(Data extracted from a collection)
┄┄┄┄┄┄
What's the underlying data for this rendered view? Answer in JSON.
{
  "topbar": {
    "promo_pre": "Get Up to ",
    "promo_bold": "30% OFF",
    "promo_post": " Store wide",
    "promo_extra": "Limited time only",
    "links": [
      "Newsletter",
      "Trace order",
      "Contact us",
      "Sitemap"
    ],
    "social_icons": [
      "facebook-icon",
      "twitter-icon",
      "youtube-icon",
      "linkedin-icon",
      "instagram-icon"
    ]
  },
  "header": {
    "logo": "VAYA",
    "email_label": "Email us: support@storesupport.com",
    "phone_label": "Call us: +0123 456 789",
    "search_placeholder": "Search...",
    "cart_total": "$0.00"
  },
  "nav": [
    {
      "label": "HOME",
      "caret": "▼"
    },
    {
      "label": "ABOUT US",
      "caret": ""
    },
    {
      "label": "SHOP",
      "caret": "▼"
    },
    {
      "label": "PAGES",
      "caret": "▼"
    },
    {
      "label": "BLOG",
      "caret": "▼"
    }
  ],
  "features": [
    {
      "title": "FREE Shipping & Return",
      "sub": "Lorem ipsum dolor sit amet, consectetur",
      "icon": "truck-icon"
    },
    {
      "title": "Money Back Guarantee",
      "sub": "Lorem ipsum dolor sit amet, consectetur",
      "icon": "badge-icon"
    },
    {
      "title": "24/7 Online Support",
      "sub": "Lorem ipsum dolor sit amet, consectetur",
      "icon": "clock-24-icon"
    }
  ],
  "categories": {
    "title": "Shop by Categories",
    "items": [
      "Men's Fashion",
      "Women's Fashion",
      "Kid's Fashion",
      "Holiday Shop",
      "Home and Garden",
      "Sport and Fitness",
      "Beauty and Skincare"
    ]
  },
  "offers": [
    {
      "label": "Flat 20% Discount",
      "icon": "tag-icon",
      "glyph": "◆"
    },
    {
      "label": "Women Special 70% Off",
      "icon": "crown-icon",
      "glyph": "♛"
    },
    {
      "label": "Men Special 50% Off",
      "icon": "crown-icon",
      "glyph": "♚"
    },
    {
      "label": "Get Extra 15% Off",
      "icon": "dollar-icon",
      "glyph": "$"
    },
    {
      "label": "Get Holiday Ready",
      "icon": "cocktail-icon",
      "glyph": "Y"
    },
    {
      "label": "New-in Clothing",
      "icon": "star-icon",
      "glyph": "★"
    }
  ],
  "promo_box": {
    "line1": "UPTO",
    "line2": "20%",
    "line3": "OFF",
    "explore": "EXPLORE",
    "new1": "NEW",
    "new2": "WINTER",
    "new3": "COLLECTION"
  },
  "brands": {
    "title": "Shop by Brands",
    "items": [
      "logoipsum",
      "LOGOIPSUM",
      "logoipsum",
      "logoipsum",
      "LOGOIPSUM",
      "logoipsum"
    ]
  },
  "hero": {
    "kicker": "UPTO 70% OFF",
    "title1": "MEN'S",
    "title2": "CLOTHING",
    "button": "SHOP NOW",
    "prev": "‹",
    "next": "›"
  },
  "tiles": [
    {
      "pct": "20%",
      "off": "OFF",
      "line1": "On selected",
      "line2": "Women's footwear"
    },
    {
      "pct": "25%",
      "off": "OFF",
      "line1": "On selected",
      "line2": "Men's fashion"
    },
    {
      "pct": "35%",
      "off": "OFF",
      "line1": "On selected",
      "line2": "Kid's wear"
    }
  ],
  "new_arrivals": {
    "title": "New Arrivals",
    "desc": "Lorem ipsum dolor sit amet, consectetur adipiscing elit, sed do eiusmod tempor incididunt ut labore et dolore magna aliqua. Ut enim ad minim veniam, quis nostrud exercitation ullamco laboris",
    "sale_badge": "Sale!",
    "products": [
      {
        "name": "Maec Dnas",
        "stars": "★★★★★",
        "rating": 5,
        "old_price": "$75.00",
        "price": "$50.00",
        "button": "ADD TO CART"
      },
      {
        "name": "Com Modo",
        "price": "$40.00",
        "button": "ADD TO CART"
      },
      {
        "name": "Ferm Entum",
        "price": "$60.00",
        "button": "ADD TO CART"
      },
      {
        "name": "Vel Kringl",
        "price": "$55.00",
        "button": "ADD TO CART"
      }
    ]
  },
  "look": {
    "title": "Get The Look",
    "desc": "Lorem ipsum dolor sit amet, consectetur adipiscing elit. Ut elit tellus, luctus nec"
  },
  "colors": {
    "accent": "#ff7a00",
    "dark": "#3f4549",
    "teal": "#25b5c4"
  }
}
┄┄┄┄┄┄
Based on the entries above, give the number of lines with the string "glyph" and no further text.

**Solution to the exercise**
6